What is necessary, is to understand what a customer is trying to achieve without the product. What is the gap she is trying to fill? What did the product do that fulfilled her requirement? Why did she choose this manner of fulfillment? Was there another way she could have achieved the same result? Would she choose this method every time a similar situation arises, or was there something specific about this one? What other things did she have to do along with using our product or service to completely finish what she was trying to do? Could we have done something more or something else that would have aided in that job? What are the emotional factors she considers when doing that job? Do they aid her or inhibit her in performing that task?

By thinking around the product we don’t get trapped into the product-focused mindset. We first understand the job (problem, situation, context, task) and then figure out the best way to fulfill the job.
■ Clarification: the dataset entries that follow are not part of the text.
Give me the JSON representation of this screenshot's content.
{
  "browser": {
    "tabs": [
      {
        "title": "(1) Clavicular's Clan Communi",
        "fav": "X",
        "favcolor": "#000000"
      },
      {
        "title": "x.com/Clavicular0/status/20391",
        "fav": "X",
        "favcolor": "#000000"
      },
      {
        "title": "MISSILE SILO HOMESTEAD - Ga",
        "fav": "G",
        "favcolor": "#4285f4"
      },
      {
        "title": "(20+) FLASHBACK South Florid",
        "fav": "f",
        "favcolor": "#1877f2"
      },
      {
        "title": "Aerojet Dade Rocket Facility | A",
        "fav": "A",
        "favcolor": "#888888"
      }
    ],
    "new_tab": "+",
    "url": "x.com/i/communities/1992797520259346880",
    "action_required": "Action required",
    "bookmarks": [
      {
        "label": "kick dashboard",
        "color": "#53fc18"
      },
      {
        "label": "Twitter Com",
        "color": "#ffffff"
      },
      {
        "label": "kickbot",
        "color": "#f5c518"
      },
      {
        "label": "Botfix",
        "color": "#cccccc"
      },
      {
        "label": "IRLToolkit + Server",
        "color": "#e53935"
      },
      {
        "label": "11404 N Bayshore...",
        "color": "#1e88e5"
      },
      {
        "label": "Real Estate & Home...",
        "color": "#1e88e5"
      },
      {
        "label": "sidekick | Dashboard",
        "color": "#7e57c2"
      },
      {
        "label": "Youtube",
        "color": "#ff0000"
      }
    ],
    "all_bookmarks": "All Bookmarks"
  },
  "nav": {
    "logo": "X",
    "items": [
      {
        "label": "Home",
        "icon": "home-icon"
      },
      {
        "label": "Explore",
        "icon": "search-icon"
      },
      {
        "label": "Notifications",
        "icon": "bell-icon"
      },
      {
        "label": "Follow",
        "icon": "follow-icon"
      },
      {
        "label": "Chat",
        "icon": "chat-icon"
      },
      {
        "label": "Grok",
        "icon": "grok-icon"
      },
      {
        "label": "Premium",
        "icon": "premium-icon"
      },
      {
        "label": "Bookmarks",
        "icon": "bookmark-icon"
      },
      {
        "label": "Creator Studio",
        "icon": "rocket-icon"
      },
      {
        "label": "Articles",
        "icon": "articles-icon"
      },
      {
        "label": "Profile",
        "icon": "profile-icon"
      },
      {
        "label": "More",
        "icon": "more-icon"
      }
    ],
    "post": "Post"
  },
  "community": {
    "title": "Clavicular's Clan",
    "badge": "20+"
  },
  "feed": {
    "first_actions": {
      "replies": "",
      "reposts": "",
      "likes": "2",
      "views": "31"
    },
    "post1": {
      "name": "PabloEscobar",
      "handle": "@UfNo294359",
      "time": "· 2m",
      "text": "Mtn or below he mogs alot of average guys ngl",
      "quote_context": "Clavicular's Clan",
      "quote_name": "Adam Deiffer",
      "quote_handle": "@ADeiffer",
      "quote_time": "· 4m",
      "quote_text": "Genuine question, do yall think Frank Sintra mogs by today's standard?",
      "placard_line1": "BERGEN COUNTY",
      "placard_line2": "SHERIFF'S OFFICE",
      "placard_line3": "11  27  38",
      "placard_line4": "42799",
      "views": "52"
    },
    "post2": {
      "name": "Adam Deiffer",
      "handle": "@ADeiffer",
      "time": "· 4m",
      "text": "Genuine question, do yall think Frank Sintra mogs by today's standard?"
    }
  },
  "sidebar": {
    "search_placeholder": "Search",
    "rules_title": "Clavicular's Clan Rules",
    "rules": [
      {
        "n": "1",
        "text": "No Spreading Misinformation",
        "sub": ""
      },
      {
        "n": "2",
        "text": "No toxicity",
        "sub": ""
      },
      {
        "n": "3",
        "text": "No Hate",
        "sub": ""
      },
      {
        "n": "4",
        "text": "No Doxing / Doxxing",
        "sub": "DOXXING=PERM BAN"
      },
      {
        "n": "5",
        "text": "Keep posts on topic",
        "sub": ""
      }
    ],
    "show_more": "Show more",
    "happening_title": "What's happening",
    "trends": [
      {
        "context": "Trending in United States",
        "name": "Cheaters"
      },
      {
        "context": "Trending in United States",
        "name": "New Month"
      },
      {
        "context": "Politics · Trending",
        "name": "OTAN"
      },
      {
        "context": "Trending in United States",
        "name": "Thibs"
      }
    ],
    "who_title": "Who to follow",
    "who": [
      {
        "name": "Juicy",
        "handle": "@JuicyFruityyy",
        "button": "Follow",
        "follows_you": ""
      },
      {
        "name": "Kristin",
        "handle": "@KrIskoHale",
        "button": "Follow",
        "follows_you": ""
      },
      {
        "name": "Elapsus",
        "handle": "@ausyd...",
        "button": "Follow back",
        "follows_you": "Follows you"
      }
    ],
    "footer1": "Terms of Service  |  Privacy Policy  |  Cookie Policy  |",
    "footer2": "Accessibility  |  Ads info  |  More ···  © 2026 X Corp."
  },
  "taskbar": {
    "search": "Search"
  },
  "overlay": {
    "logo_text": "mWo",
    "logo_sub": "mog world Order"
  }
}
But understanding the job in itself to be able to turn it into a successful business. Are there enough people out there that face similar situations and use similar ways to solve their problem? What are they willing to pay for? Can we deliver a product or service reasonably at that price? Is it scalable, sustainable, and profitable? These are all questions on the business model that must be answered? A lot of startups focus so much on the product, that they completely overlook this absolutely critical part. This is the factor that ultimately decides which company thrives and which goes belly up.

The third crucial component that jobs thinking brings is the concept of competition. Startups and established companies alike box themselves into product categories and completely miss out on competition that eats into the customer’s share of wallet, as well as share of mind. One of the most overlooked form of competition is non-consumption, where consumers choose to do nothing at all when they could be using a product. Or customers could be using a sub-optimal substitute to do a job that a new product could be doing much better. Studying competition in this way, also gives a good indicator acceptable pricing in a customer’s mind.

Jobs thinking gives us an excellent roadmap to iterative product development, as it tells us what is most important to the customer and why. It also tells us what jobs are currently not fulfilled to satisfaction. It’s a recipe for MVPs like no other. Moving away from featuritis to delivering true value, convenience, lower cost, less effort, or whatever else the customer is looking for in a solution. Once a product fulfills its purpose, there is no need to keep adding features. There are always more jobs to be explored, because we as humans are never satisfied; it is the human condition.

Keep it as simple as possible, and no less.

    – Albert Einstein

Success (and failure) metrics should always be defined from the point of view of the customer job – how well or poorly the product is helping them achieve it. Jobs thinking gives a very clear picture about what customers value and those are the only criteria by which a company can judge its performance.

Jobs-to-be-done offer a natural way of segmenting the market around users looking to achieve similar outcomes. Traditional marketing has relied on segmenting based on customer attribute variables such as demographic, ethnographic, and psychographic. These variables do not offer any insight as to why those segments would buy a product or be influenced by certain marketing messages. But as groups of people in similar circumstances trying to achieve similar outcomes and valuing similar characteristics in a solution, are much more likely to behave in a similar fashion, respond in a similar manner once they are made aware how a product solves their job-to-be-done.